# TASK DIRECTIONS:
Copy each line containing "ModisTool" from the listing below.

# MATERIAL FOR THIS EXERCISE:
*** Begin section ***

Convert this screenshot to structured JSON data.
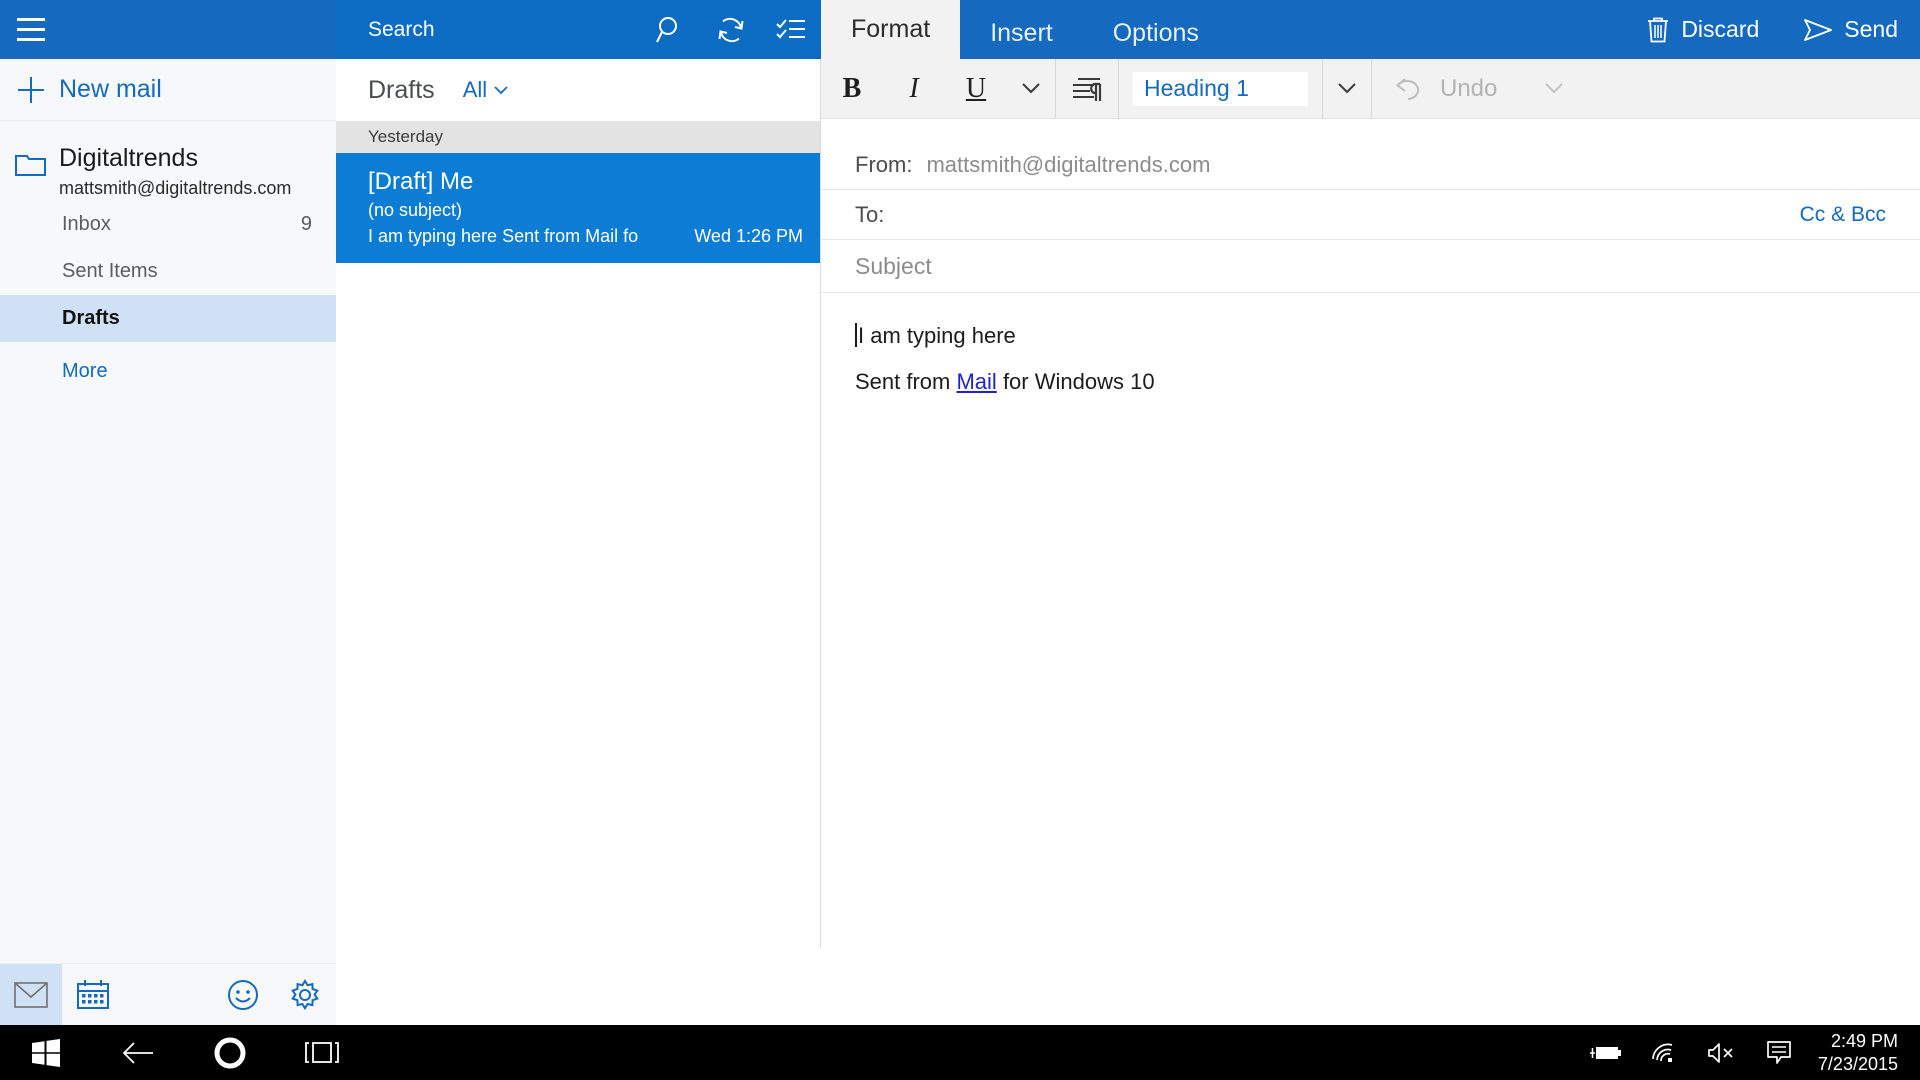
{
  "sidebar": {
    "menu_icon": "hamburger-icon",
    "new_mail_label": "New mail",
    "account": {
      "name": "Digitaltrends",
      "email": "mattsmith@digitaltrends.com",
      "icon": "folder-icon"
    },
    "folders": [
      {
        "label": "Inbox",
        "count": "9",
        "selected": false
      },
      {
        "label": "Sent Items",
        "count": "",
        "selected": false
      },
      {
        "label": "Drafts",
        "count": "",
        "selected": true
      }
    ],
    "more_label": "More",
    "footer_icons": [
      {
        "name": "mail-icon",
        "active": true
      },
      {
        "name": "calendar-icon",
        "active": false
      },
      {
        "name": "feedback-smiley-icon",
        "active": false
      },
      {
        "name": "settings-gear-icon",
        "active": false
      }
    ]
  },
  "message_list": {
    "search_placeholder": "Search",
    "search_icon": "search-icon",
    "sync_icon": "sync-icon",
    "select_icon": "select-mode-icon",
    "title": "Drafts",
    "filter_label": "All",
    "filter_chevron": "chevron-down-icon",
    "group_label": "Yesterday",
    "messages": [
      {
        "from": "[Draft] Me",
        "subject": "(no subject)",
        "preview": "I am typing here Sent from Mail fo",
        "time": "Wed 1:26 PM",
        "selected": true
      }
    ]
  },
  "compose": {
    "tabs": [
      {
        "label": "Format",
        "active": true
      },
      {
        "label": "Insert",
        "active": false
      },
      {
        "label": "Options",
        "active": false
      }
    ],
    "discard_label": "Discard",
    "discard_icon": "trash-icon",
    "send_label": "Send",
    "send_icon": "send-arrow-icon",
    "toolbar": {
      "bold": "B",
      "italic": "I",
      "underline": "U",
      "font_more_icon": "chevron-down-icon",
      "paragraph_icon": "paragraph-mark-icon",
      "style_value": "Heading 1",
      "style_more_icon": "chevron-down-icon",
      "undo_label": "Undo",
      "undo_icon": "undo-arrow-icon",
      "undo_chevron": "chevron-down-icon",
      "undo_disabled": true
    },
    "from_label": "From:",
    "from_value": "mattsmith@digitaltrends.com",
    "to_label": "To:",
    "to_value": "",
    "cc_bcc_label": "Cc & Bcc",
    "subject_placeholder": "Subject",
    "body_line_1": "I am typing here",
    "body_sig_pre": "Sent from ",
    "body_sig_link": "Mail",
    "body_sig_post": " for Windows 10"
  },
  "taskbar": {
    "start_icon": "windows-start-icon",
    "back_icon": "back-arrow-icon",
    "cortana_icon": "cortana-circle-icon",
    "taskview_icon": "task-view-icon",
    "tray": [
      {
        "name": "battery-charging-icon"
      },
      {
        "name": "wifi-icon"
      },
      {
        "name": "speaker-muted-icon"
      },
      {
        "name": "action-center-icon"
      }
    ],
    "time": "2:49 PM",
    "date": "7/23/2015"
  },
  "colors": {
    "accent_blue": "#1569bf",
    "search_blue": "#0c6cc4",
    "selection_blue": "#0c7cd5",
    "folder_highlight": "#cfe1f5",
    "link_blue": "#1569bf",
    "taskbar_black": "#000000"
  }
}
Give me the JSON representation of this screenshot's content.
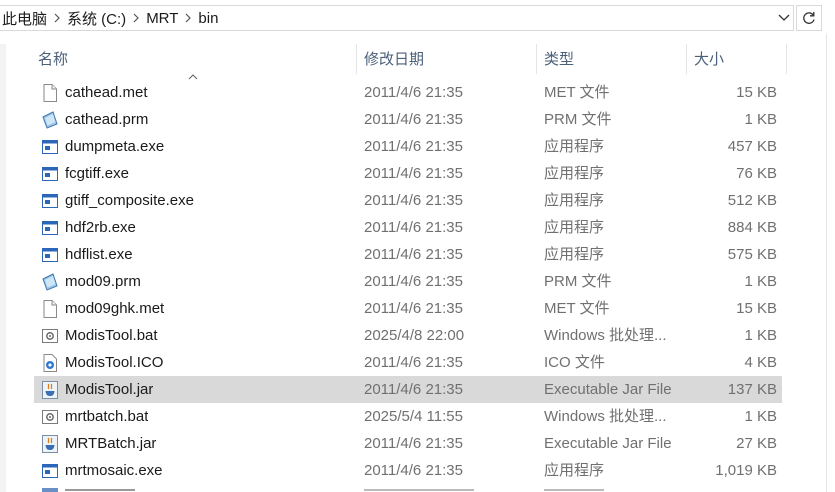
{
  "breadcrumb": [
    "此电脑",
    "系统 (C:)",
    "MRT",
    "bin"
  ],
  "columns": {
    "name": "名称",
    "date": "修改日期",
    "type": "类型",
    "size": "大小"
  },
  "files": [
    {
      "name": "cathead.met",
      "date": "2011/4/6 21:35",
      "type": "MET 文件",
      "size": "15 KB",
      "icon": "doc"
    },
    {
      "name": "cathead.prm",
      "date": "2011/4/6 21:35",
      "type": "PRM 文件",
      "size": "1 KB",
      "icon": "prm"
    },
    {
      "name": "dumpmeta.exe",
      "date": "2011/4/6 21:35",
      "type": "应用程序",
      "size": "457 KB",
      "icon": "exe"
    },
    {
      "name": "fcgtiff.exe",
      "date": "2011/4/6 21:35",
      "type": "应用程序",
      "size": "76 KB",
      "icon": "exe"
    },
    {
      "name": "gtiff_composite.exe",
      "date": "2011/4/6 21:35",
      "type": "应用程序",
      "size": "512 KB",
      "icon": "exe"
    },
    {
      "name": "hdf2rb.exe",
      "date": "2011/4/6 21:35",
      "type": "应用程序",
      "size": "884 KB",
      "icon": "exe"
    },
    {
      "name": "hdflist.exe",
      "date": "2011/4/6 21:35",
      "type": "应用程序",
      "size": "575 KB",
      "icon": "exe"
    },
    {
      "name": "mod09.prm",
      "date": "2011/4/6 21:35",
      "type": "PRM 文件",
      "size": "1 KB",
      "icon": "prm"
    },
    {
      "name": "mod09ghk.met",
      "date": "2011/4/6 21:35",
      "type": "MET 文件",
      "size": "15 KB",
      "icon": "doc"
    },
    {
      "name": "ModisTool.bat",
      "date": "2025/4/8 22:00",
      "type": "Windows 批处理...",
      "size": "1 KB",
      "icon": "bat"
    },
    {
      "name": "ModisTool.ICO",
      "date": "2011/4/6 21:35",
      "type": "ICO 文件",
      "size": "4 KB",
      "icon": "ico"
    },
    {
      "name": "ModisTool.jar",
      "date": "2011/4/6 21:35",
      "type": "Executable Jar File",
      "size": "137 KB",
      "icon": "jar",
      "selected": true
    },
    {
      "name": "mrtbatch.bat",
      "date": "2025/5/4 11:55",
      "type": "Windows 批处理...",
      "size": "1 KB",
      "icon": "bat"
    },
    {
      "name": "MRTBatch.jar",
      "date": "2011/4/6 21:35",
      "type": "Executable Jar File",
      "size": "27 KB",
      "icon": "jar"
    },
    {
      "name": "mrtmosaic.exe",
      "date": "2011/4/6 21:35",
      "type": "应用程序",
      "size": "1,019 KB",
      "icon": "exe"
    }
  ],
  "colors": {
    "selected_row": "#d9d9d9",
    "header_text": "#4c607a",
    "muted_text": "#707070"
  }
}
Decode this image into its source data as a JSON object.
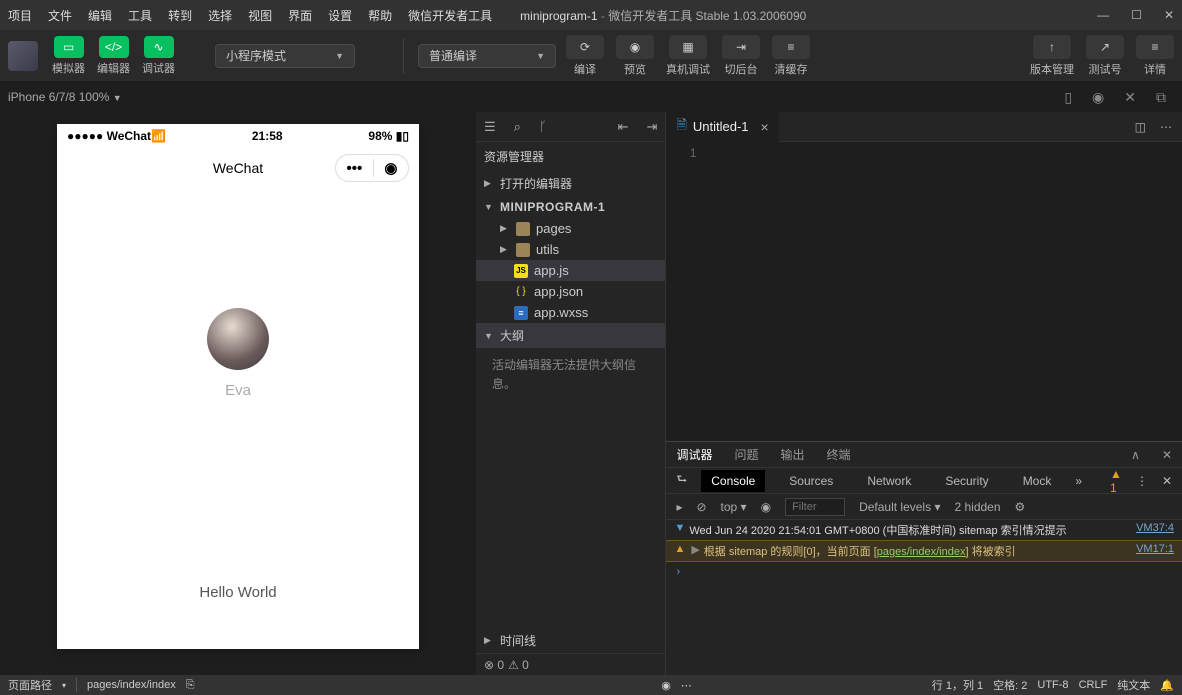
{
  "menu": {
    "items": [
      "项目",
      "文件",
      "编辑",
      "工具",
      "转到",
      "选择",
      "视图",
      "界面",
      "设置",
      "帮助",
      "微信开发者工具"
    ],
    "appname": "miniprogram-1",
    "suffix": "微信开发者工具 Stable 1.03.2006090"
  },
  "toolbar": {
    "sim": "模拟器",
    "edit": "编辑器",
    "debug": "调试器",
    "mode": "小程序模式",
    "compileMode": "普通编译",
    "compile": "编译",
    "preview": "预览",
    "remote": "真机调试",
    "background": "切后台",
    "cache": "清缓存",
    "version": "版本管理",
    "testid": "测试号",
    "detail": "详情"
  },
  "device": {
    "name": "iPhone 6/7/8 100%"
  },
  "phone": {
    "carrier": "WeChat",
    "time": "21:58",
    "battery": "98%",
    "navtitle": "WeChat",
    "username": "Eva",
    "hello": "Hello World"
  },
  "explorer": {
    "title": "资源管理器",
    "sections": {
      "open": "打开的编辑器",
      "project": "MINIPROGRAM-1",
      "outline": "大纲",
      "timeline": "时间线"
    },
    "folders": {
      "pages": "pages",
      "utils": "utils"
    },
    "files": {
      "appjs": "app.js",
      "appjson": "app.json",
      "appwxss": "app.wxss"
    },
    "outlineMsg": "活动编辑器无法提供大纲信息。"
  },
  "editor": {
    "tab": "Untitled-1",
    "line1": "1"
  },
  "devtools": {
    "tabs": {
      "debugger": "调试器",
      "problems": "问题",
      "output": "输出",
      "terminal": "终端"
    },
    "consoleTabs": {
      "console": "Console",
      "sources": "Sources",
      "network": "Network",
      "security": "Security",
      "mock": "Mock"
    },
    "warnCount": "1",
    "filter": {
      "top": "top",
      "placeholder": "Filter",
      "levels": "Default levels",
      "hidden": "2 hidden"
    },
    "log1": {
      "text": "Wed Jun 24 2020 21:54:01 GMT+0800 (中国标准时间) sitemap 索引情况提示",
      "src": "VM37:4"
    },
    "log2": {
      "prefix": "根据 sitemap 的规则[0]，当前页面 [",
      "page": "pages/index/index",
      "suffix": "] 将被索引",
      "src": "VM17:1"
    }
  },
  "status": {
    "pathLabel": "页面路径",
    "path": "pages/index/index",
    "err": "0",
    "warn": "0",
    "pos": "行 1，列 1",
    "spaces": "空格: 2",
    "enc": "UTF-8",
    "eol": "CRLF",
    "lang": "纯文本"
  }
}
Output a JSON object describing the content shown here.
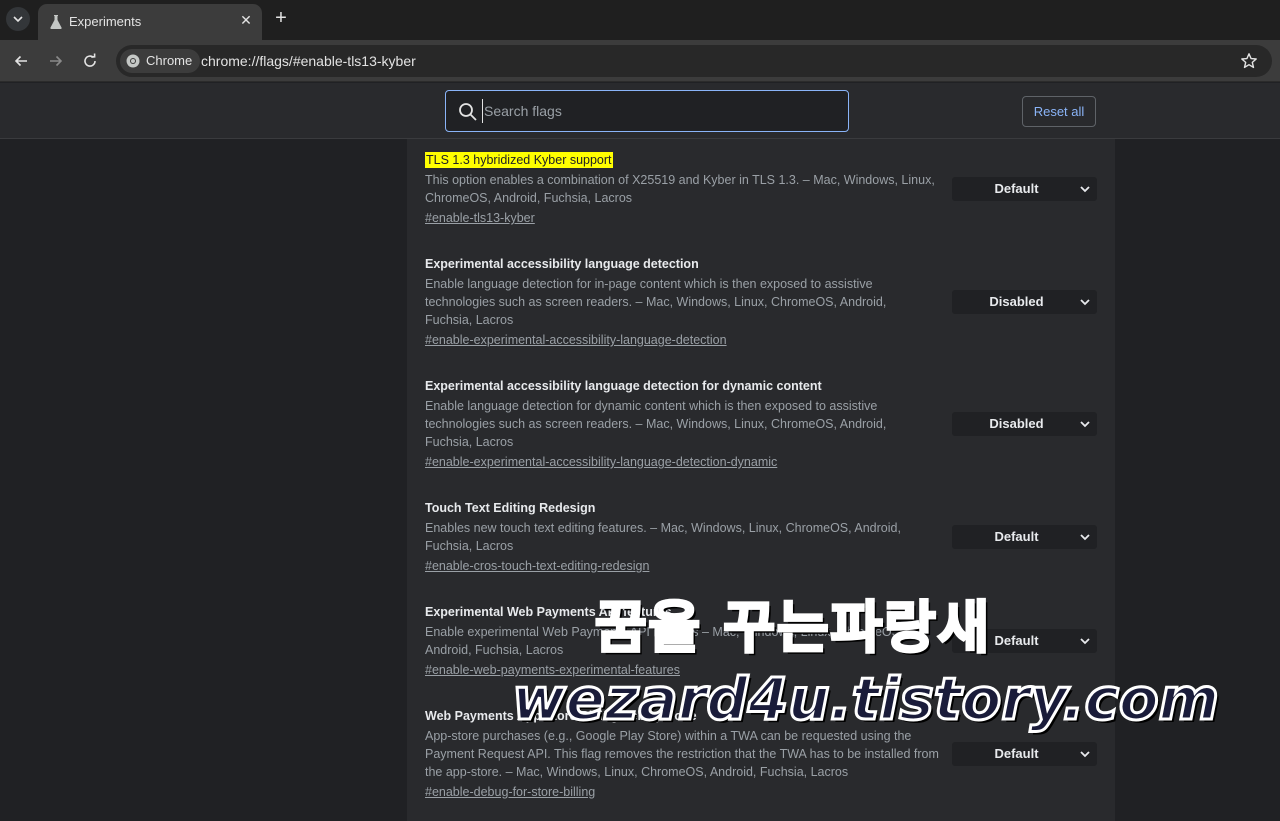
{
  "tab": {
    "title": "Experiments"
  },
  "omnibox": {
    "chip_label": "Chrome",
    "url": "chrome://flags/#enable-tls13-kyber"
  },
  "search": {
    "placeholder": "Search flags"
  },
  "reset_label": "Reset all",
  "flags": [
    {
      "title": "TLS 1.3 hybridized Kyber support",
      "description": "This option enables a combination of X25519 and Kyber in TLS 1.3. – Mac, Windows, Linux, ChromeOS, Android, Fuchsia, Lacros",
      "link": "#enable-tls13-kyber",
      "value": "Default",
      "highlighted": true
    },
    {
      "title": "Experimental accessibility language detection",
      "description": "Enable language detection for in-page content which is then exposed to assistive technologies such as screen readers. – Mac, Windows, Linux, ChromeOS, Android, Fuchsia, Lacros",
      "link": "#enable-experimental-accessibility-language-detection",
      "value": "Disabled"
    },
    {
      "title": "Experimental accessibility language detection for dynamic content",
      "description": "Enable language detection for dynamic content which is then exposed to assistive technologies such as screen readers. – Mac, Windows, Linux, ChromeOS, Android, Fuchsia, Lacros",
      "link": "#enable-experimental-accessibility-language-detection-dynamic",
      "value": "Disabled"
    },
    {
      "title": "Touch Text Editing Redesign",
      "description": "Enables new touch text editing features. – Mac, Windows, Linux, ChromeOS, Android, Fuchsia, Lacros",
      "link": "#enable-cros-touch-text-editing-redesign",
      "value": "Default"
    },
    {
      "title": "Experimental Web Payments API features",
      "description": "Enable experimental Web Payments API features – Mac, Windows, Linux, ChromeOS, Android, Fuchsia, Lacros",
      "link": "#enable-web-payments-experimental-features",
      "value": "Default"
    },
    {
      "title": "Web Payments App Store Billing Debug Mode",
      "description": "App-store purchases (e.g., Google Play Store) within a TWA can be requested using the Payment Request API. This flag removes the restriction that the TWA has to be installed from the app-store. – Mac, Windows, Linux, ChromeOS, Android, Fuchsia, Lacros",
      "link": "#enable-debug-for-store-billing",
      "value": "Default"
    }
  ],
  "watermark": {
    "line1": "꿈을 꾸는파랑새",
    "line2": "wezard4u.tistory.com"
  },
  "colors": {
    "accent": "#8ab4f8",
    "highlight": "#ffff00",
    "background": "#202124",
    "panel": "#292a2d"
  }
}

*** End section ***

# TASK SOLUTION:
      "name": "ModisTool.bat",
      "name": "ModisTool.ICO",
      "name": "ModisTool.jar",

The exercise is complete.